In the Sunderbans delta in West Bengal, a designated UNESCO World Heritage site, Sightsavers works with its partners to provide eye care services across 100 odd islands. The area can be traversed by ferries, the only means of transportation between islands.
Access to basic healthcare here is little or non-existent. Hence, the chances of untreated eye conditions leading to blindness are high. Blindness can be debilitating for entire families as it leads to loss of independence and dignity for the individual, and a livelihood for the family, as various members have to take care of the blind person. This in turn exacerbates poverty levels bringing down the quality of life.
The global cost of visual impairment in 2010 was estimated to be as high as nearly US$3 trillion, equating to an average of US$4,030 for every person with a visual impairment. Making it even more vital for Sightsavers to ensure access to quality eye care.
An estimated population of 18.2 million people live in the districts of 24 Parganas – North and South. Over 4 million people live in the Sunderbans alone.
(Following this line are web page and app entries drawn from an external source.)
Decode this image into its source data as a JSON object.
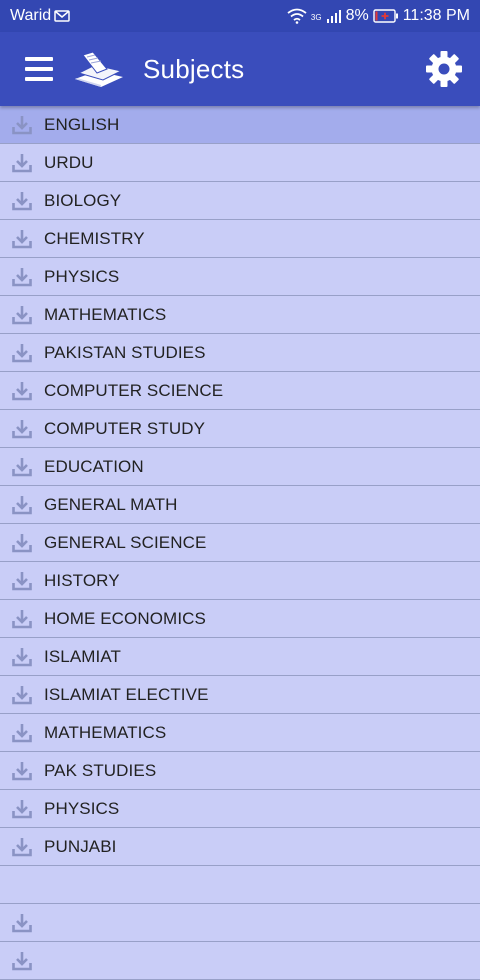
{
  "status_bar": {
    "carrier": "Warid",
    "network": "3G",
    "battery": "8%",
    "time": "11:38 PM",
    "icons": [
      "message-icon",
      "wifi-icon",
      "signal-icon",
      "battery-charging-icon"
    ]
  },
  "app_bar": {
    "title": "Subjects",
    "icons": [
      "menu-icon",
      "books-logo-icon",
      "gear-icon"
    ]
  },
  "subjects": [
    {
      "label": "ENGLISH",
      "selected": true
    },
    {
      "label": "URDU"
    },
    {
      "label": "BIOLOGY"
    },
    {
      "label": "CHEMISTRY"
    },
    {
      "label": "PHYSICS"
    },
    {
      "label": "MATHEMATICS"
    },
    {
      "label": "PAKISTAN STUDIES"
    },
    {
      "label": "COMPUTER SCIENCE"
    },
    {
      "label": "COMPUTER STUDY"
    },
    {
      "label": "EDUCATION"
    },
    {
      "label": "GENERAL MATH"
    },
    {
      "label": "GENERAL SCIENCE"
    },
    {
      "label": "HISTORY"
    },
    {
      "label": "HOME ECONOMICS"
    },
    {
      "label": "ISLAMIAT"
    },
    {
      "label": "ISLAMIAT ELECTIVE"
    },
    {
      "label": "MATHEMATICS"
    },
    {
      "label": "PAK STUDIES"
    },
    {
      "label": "PHYSICS"
    },
    {
      "label": "PUNJABI"
    }
  ],
  "colors": {
    "app_bar": "#3a4dbc",
    "status_bar": "#3347b2",
    "list_background": "#c9cdf7",
    "selected_row": "#a3acec",
    "icon": "#8a93c4"
  }
}
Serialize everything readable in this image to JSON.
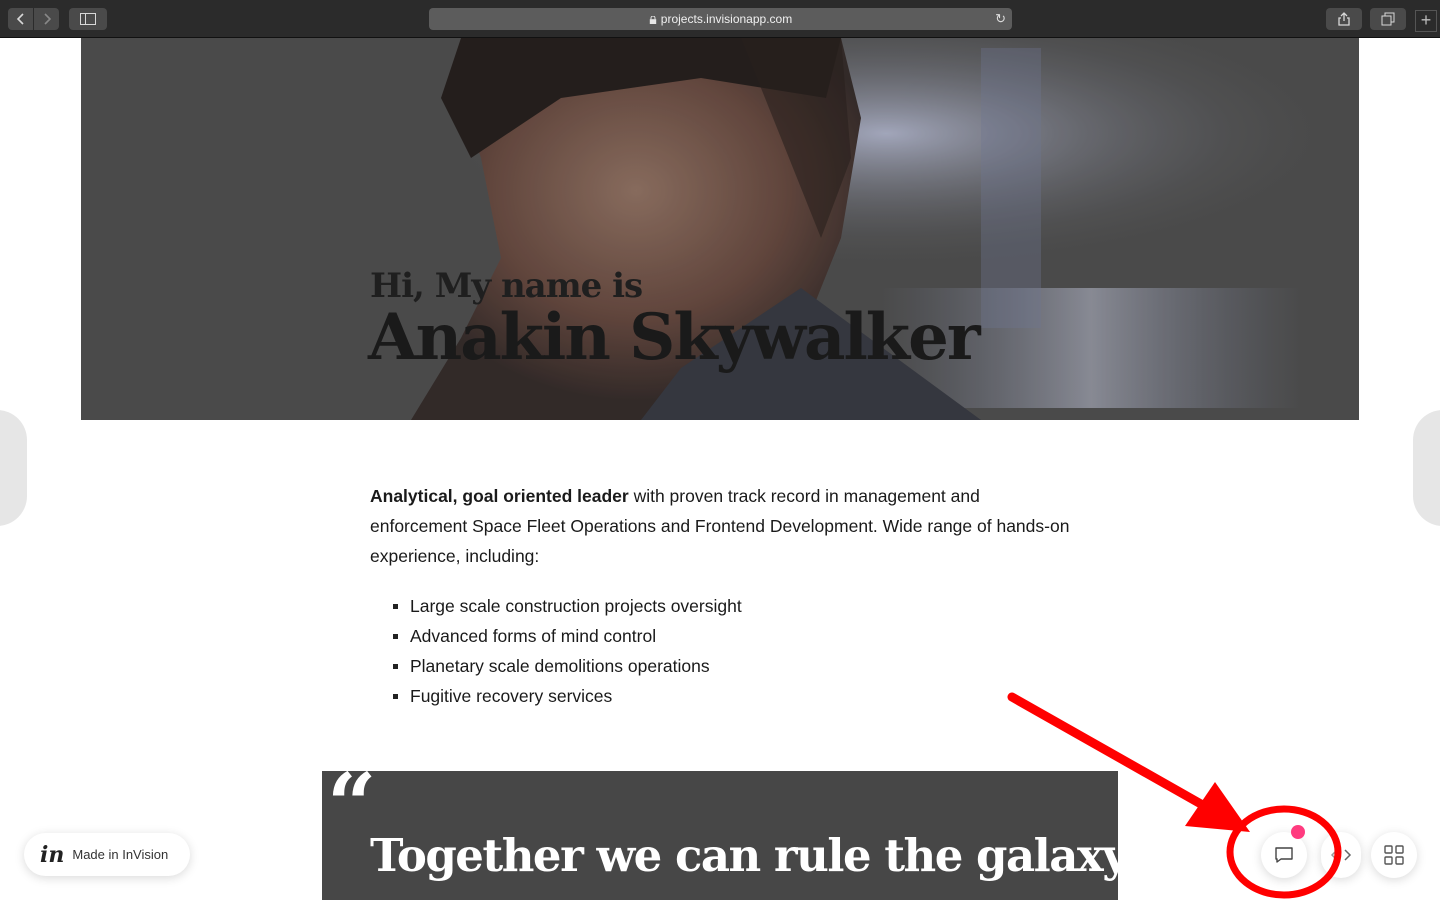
{
  "browser": {
    "url": "projects.invisionapp.com",
    "new_tab": "+"
  },
  "hero": {
    "subtitle": "Hi, My name is",
    "name": "Anakin Skywalker"
  },
  "intro": {
    "bold": "Analytical, goal oriented leader",
    "rest": " with proven track record in management and enforcement Space Fleet Operations and Frontend Development. Wide range of hands-on experience, including:"
  },
  "skills": [
    "Large scale construction projects oversight",
    "Advanced forms of mind control",
    "Planetary scale demolitions operations",
    "Fugitive recovery services"
  ],
  "quote": {
    "mark": "“",
    "text": "Together we can rule the galaxy"
  },
  "invision": {
    "logo": "in",
    "label": "Made in InVision"
  },
  "colors": {
    "annotation": "#ff0000",
    "notification": "#ff3b7f"
  }
}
A very vulnerable part of the country, almost half of the population belongs to historically marginalised groups such as Scheduled Castes and Tribes and around 55% are landless labourers. More than 40% of households live below the poverty line and 13% are officially declared as the “poorest of the poor”.
Sightsavers supported intervention started here in 2002 and today covers approximately 300 villages.
The Sightsavers supported programme has been able to make significant inroads in the area providing essential eye care services. Sightsavers and its partners, Southern Health Improvement Samity (SHIS) and Sundarban Social Development Centre (SSDC), have so far:
Linking up closely with government programmes too has given added impetus to Sightsavers’ intervention in the islands.
Ms. Elizabeth Kurian, CEO Sightsavers (India) said, “We and our partners in the Sunderbans delta are working relentlessly to ensure people have essential access to the eye care services they need, including much needed sight-restoring surgeries and correction for refractive error, which together are responsible for 80 per cent of blindness in India. These sight-restoring treatments are inexpensive yet life changing and their impact are tangible.
We are grateful to the IAPB for giving us this opportunity to present to you the impact of our work and for helping raise awareness that avoidable blindness can be eliminated.”
Sightsavers is a global development organisation working to eliminate avoidable blindness and to ensure that people who are irreversibly blind receive the support they need to lead lives of independence and dignity.
Sightsavers has been working in India since 1966 on eye health and has reached out to over 35 million people.
Today, we work with partner organisations across major states in India bringing eye healthcare, educational support, counselling, training and leadership development to visually impaired people in some of the least served areas of the country.
We work in a sustainable way to promote lasting change – by strengthening existing health systems, seeking to advocate with and influence governments and by demonstrating best practises. We network with like-minded organisations to enable exchange of ideas and to advocate for the rights of the disabled.
Sightsavers believes in promoting indigenous technologies in eye healthcare enabling a wider reach of health services in India.